**Problem to solve:** Every line containing "JSON" should be copied out. Go through the entries and find them.

(Data about app and page elements)
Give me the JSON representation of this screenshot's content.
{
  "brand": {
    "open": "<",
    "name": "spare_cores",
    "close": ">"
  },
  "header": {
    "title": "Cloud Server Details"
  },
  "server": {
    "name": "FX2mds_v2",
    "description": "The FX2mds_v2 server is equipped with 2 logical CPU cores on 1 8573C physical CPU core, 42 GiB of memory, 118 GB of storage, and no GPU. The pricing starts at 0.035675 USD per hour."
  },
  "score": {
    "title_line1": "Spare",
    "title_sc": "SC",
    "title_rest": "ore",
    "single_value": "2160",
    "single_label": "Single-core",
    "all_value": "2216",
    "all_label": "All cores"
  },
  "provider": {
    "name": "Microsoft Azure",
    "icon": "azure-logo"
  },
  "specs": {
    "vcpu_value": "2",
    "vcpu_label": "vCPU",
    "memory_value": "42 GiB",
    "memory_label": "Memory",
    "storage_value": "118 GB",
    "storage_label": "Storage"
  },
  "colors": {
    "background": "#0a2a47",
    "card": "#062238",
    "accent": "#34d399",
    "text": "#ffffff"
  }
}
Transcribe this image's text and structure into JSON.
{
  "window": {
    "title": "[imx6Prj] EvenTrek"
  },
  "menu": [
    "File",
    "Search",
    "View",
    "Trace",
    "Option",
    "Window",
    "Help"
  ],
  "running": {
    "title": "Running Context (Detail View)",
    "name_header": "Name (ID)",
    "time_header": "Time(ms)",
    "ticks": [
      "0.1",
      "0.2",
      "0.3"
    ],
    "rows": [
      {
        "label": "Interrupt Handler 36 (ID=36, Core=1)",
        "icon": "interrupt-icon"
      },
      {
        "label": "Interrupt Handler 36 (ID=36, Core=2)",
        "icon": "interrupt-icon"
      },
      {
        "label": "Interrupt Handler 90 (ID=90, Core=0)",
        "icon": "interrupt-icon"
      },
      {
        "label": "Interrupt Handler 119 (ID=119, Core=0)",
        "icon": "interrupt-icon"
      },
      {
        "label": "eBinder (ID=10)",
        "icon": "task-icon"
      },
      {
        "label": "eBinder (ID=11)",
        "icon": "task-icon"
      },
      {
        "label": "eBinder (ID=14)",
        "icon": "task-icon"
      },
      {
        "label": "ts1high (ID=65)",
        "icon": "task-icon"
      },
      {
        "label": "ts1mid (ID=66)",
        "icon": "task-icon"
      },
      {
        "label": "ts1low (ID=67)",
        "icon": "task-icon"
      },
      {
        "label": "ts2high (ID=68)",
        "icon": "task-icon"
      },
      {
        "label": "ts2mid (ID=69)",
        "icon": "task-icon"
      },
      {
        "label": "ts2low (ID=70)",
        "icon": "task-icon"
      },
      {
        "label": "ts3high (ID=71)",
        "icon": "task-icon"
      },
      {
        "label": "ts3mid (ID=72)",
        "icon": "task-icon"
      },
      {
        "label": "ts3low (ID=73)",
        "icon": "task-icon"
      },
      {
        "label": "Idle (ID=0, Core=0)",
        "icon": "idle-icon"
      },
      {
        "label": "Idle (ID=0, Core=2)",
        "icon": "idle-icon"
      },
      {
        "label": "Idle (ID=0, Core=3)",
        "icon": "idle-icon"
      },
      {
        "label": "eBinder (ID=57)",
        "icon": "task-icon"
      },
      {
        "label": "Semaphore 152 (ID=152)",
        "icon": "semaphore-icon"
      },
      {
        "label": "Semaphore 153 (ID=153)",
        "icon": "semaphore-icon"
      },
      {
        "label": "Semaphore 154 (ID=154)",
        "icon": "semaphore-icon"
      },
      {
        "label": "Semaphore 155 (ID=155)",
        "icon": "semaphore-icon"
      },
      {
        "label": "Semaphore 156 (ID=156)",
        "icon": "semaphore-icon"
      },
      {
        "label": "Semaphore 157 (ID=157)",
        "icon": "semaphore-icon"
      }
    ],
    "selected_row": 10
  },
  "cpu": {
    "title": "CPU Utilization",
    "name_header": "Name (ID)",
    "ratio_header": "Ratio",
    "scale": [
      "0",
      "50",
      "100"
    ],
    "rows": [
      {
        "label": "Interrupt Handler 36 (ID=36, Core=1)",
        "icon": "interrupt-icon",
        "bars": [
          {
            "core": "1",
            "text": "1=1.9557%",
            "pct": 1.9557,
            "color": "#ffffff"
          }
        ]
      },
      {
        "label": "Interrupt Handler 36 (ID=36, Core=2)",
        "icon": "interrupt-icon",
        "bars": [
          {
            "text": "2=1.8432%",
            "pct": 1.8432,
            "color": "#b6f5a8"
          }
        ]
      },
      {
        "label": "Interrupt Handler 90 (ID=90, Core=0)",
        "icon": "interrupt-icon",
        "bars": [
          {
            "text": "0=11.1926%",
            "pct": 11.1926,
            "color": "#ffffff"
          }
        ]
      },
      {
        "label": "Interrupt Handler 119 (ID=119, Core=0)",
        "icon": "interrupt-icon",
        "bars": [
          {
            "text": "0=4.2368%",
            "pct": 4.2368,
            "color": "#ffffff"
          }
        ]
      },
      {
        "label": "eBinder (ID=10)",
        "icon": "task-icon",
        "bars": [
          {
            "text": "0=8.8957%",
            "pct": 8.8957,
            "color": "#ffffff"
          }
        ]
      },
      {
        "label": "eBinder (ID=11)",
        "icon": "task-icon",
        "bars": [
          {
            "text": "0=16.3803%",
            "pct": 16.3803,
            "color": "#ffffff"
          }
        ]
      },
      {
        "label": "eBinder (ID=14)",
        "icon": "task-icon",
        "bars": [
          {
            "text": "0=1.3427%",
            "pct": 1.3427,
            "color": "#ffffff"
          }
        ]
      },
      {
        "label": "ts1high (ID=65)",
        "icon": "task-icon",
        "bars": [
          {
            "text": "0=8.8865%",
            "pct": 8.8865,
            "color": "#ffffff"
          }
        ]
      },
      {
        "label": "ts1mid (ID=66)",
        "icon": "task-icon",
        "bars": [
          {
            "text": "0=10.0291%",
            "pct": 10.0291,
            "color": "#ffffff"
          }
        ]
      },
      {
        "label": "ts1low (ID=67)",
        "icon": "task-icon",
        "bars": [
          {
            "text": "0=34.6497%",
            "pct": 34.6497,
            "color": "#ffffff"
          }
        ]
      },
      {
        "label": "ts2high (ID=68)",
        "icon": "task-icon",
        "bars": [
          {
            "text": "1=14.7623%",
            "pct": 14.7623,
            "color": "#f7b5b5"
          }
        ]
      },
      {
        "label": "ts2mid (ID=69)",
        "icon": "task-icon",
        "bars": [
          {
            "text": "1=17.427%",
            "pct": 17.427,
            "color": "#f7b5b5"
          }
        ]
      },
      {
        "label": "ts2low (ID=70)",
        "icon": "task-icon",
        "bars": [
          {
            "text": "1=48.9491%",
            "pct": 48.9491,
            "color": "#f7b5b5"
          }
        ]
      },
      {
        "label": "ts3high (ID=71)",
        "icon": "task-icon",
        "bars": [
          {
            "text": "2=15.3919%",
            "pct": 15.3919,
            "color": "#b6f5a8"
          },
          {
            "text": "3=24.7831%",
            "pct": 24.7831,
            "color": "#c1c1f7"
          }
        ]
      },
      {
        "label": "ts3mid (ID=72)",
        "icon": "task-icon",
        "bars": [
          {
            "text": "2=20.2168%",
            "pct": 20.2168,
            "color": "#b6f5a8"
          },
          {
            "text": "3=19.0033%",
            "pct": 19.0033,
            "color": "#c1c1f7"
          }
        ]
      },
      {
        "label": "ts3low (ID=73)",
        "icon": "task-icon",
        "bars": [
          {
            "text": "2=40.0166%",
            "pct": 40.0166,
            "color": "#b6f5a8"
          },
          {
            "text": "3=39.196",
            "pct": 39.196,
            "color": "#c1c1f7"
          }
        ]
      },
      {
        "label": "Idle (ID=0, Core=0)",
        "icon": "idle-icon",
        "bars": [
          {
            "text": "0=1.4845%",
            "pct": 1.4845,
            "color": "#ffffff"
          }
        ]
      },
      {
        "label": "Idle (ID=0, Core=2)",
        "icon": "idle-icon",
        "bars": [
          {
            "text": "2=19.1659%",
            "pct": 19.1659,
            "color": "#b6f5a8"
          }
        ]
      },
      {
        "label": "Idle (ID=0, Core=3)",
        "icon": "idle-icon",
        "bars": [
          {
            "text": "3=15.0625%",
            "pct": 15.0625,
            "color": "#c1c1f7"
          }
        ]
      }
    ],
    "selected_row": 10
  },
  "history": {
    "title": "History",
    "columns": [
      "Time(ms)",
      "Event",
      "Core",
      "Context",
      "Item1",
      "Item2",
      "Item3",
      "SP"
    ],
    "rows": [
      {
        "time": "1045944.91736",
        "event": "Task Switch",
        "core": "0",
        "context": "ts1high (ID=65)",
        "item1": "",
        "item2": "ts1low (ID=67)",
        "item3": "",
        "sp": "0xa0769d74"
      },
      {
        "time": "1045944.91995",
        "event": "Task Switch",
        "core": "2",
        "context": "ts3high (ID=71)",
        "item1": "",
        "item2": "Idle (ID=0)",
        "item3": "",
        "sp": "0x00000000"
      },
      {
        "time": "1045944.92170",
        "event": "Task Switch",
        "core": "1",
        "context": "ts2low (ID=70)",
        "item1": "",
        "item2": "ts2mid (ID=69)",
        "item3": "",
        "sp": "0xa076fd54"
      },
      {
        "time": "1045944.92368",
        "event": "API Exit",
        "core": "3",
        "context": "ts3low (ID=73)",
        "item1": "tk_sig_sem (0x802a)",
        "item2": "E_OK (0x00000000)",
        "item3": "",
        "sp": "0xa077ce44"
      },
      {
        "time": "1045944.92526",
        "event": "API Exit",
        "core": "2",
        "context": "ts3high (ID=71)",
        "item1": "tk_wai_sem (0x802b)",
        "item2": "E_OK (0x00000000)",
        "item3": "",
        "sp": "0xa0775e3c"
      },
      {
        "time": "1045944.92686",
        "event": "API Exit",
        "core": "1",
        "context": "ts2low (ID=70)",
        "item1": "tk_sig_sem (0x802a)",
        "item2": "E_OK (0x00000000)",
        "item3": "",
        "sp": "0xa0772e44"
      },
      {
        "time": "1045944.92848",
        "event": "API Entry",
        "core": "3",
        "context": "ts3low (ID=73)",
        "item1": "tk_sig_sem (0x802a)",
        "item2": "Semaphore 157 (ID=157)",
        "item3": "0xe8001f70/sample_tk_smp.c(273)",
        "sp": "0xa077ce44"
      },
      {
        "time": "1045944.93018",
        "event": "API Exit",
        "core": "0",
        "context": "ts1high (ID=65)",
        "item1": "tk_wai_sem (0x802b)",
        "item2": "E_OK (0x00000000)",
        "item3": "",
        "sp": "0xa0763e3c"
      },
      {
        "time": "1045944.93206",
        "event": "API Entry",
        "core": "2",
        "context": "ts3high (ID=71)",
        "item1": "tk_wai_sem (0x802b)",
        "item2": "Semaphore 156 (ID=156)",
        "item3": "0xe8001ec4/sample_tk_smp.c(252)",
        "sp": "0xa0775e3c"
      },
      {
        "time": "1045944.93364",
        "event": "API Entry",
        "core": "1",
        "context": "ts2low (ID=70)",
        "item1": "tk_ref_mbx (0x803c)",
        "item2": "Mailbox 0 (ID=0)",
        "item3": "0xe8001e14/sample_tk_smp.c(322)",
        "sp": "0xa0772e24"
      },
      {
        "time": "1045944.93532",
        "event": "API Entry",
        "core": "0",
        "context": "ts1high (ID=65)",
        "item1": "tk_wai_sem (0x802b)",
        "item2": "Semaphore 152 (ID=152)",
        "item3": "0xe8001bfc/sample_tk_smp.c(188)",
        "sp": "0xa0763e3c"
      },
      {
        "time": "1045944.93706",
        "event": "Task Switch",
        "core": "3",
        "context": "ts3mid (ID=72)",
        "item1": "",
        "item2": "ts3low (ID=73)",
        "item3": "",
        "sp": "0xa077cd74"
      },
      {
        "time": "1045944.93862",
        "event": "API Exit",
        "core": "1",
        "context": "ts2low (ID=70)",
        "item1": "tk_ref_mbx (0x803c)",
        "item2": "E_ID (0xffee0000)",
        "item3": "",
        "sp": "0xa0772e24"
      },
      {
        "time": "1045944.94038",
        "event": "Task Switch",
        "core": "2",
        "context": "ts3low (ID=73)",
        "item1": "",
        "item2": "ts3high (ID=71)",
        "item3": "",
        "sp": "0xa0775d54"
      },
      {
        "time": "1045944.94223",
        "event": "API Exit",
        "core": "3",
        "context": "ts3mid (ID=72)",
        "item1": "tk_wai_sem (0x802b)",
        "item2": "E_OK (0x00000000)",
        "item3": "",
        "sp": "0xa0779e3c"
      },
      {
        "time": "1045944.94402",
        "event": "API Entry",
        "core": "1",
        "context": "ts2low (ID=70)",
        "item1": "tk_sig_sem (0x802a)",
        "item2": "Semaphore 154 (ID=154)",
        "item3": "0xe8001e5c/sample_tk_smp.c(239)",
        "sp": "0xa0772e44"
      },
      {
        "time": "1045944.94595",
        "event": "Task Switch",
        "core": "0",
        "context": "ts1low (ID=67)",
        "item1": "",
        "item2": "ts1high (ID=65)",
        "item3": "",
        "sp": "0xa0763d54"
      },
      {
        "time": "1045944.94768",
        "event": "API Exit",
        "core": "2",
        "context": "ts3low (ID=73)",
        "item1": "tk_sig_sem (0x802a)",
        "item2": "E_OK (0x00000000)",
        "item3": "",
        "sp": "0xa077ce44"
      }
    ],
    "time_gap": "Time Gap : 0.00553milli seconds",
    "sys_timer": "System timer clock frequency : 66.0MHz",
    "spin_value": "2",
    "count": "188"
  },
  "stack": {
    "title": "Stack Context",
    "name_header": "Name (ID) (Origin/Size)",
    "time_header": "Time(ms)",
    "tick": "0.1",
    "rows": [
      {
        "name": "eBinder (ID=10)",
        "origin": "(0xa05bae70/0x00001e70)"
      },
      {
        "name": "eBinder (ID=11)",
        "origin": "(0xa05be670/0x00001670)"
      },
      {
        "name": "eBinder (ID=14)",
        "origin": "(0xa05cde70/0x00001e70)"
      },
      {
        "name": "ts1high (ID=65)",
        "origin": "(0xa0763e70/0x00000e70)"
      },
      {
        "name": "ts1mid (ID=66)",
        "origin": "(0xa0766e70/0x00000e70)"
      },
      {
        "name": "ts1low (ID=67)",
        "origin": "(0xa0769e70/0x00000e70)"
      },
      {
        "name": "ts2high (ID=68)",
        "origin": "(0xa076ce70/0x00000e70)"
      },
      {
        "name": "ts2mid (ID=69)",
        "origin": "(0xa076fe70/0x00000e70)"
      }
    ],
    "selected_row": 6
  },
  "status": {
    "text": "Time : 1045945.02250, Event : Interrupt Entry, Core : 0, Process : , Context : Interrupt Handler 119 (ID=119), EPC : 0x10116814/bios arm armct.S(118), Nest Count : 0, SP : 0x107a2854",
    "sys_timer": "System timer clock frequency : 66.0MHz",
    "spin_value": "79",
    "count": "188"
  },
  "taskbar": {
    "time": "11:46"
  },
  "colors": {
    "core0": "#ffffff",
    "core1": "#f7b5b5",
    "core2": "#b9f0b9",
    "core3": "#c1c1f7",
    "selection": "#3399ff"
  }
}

**Solved exercise:**
Give me the JSON representation of this screenshot's content.
Transcribe this image's text and structure into JSON.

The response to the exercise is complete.